Last year, the city's only in-patient unit was in jeopardy of shutting down because of a $300,000 loss and a decline in patients. On an average day, only four of the unit's 16 beds were occupied.
After much discussion on closing the unit, the community responded.
Many spoke in favor of keeping it open, because the closing would mean that those in need would have to travel out of town for long-term treatment. The hospital held a community forum and listened to the feedback.
Ultimately, the hospital found a way to keep the unit.
In October, the LMH Board of Trustees unanimously voted to add a geriatric-psychiatric program to the unit.
Now, three months later, construction is nearly complete and additional staff members are in the process of being hired.
Bonnie Peterson, Lawrence Memorial Hospital senior vice president, says the addition of the specialized gero-psych program has allowed the hospital to apply for an exempt status. Essentially, the hospital will get a better reimbursement plan from Medicare.
"If you have a specialized unit with some of these programs and you can demonstrate you have a population that needs these specialized services, they will reimburse you differently," Peterson says.
Right now, the hospital has a provisional exemption. Before it is fully exempt, the unit must pass a final survey the patient safety inspection by the Kansas Department of Health and Environment.
"They'll come back and do a walk-through and make sure we've addressed all the safety issues that they require, and then we'll be up and running and we'll have full exemption," she says.
Although LMH had originally planned to have the unit ready by Jan. 1, construction delays have pushed that date back to Feb. 15.
Peterson says, "We promised the state we would have all the facility issues addressed by Feb. 15, and I think we're running a little ahead of that schedule."
One of those changes includes extra locks. The unit must be locked to prevent the patients from wandering off.

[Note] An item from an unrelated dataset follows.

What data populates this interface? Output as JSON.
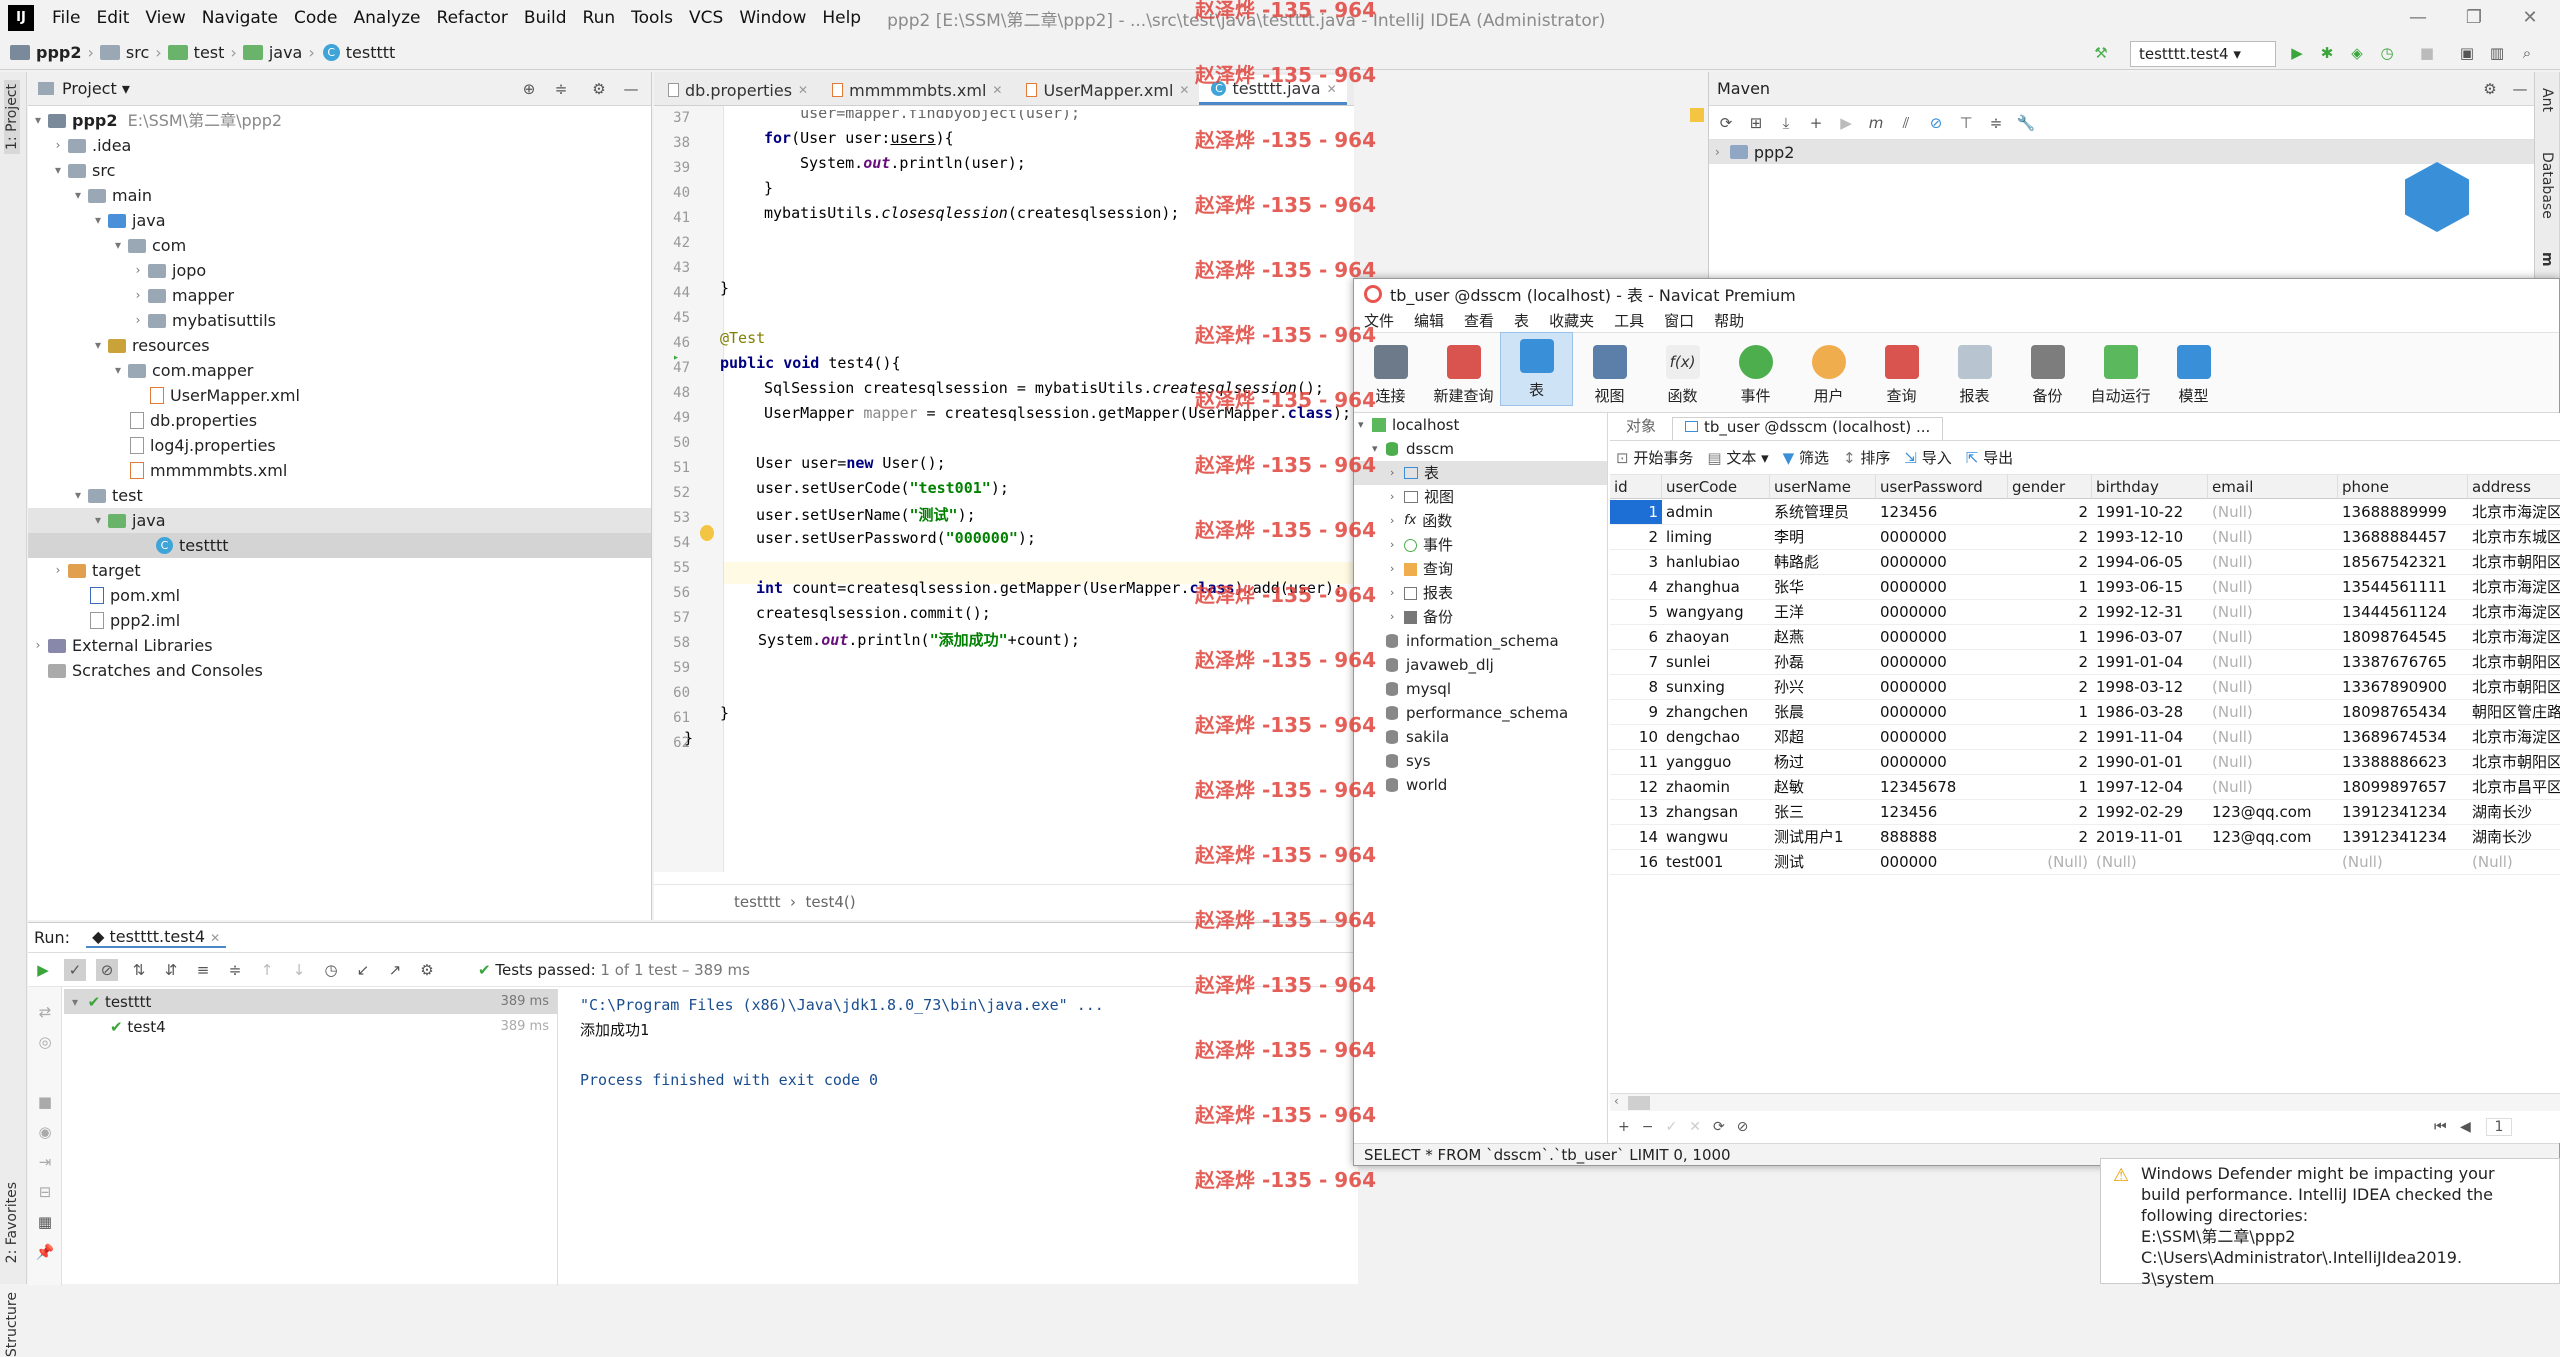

LMH is working with Universal Health Services to ensure all the proper guidelines are followed. UHS also will provide leadership in setting up the gero-psych program, a separate entity within the mental health facility.
"We will be able to serve both populations," Peterson says.
In addition to aesthetic changes and state requirements, the hospital also must hire additional staff members for the unit, including a program manager, nurse manager and medical director.
"The medical director is a key piece for us, and that's going to be important because that's the physician who will provide the medical leadership for the unit," Peterson says.
Right now, board members are hiring for these positions and should have an announcement within the next two weeks. And within the next four weeks, Lawrence will have a mental health unit that's as good as new.
"We want people to feel that they can come to the mental health unit to get well and we want it to be a very warm and friendly environment," Peterson says.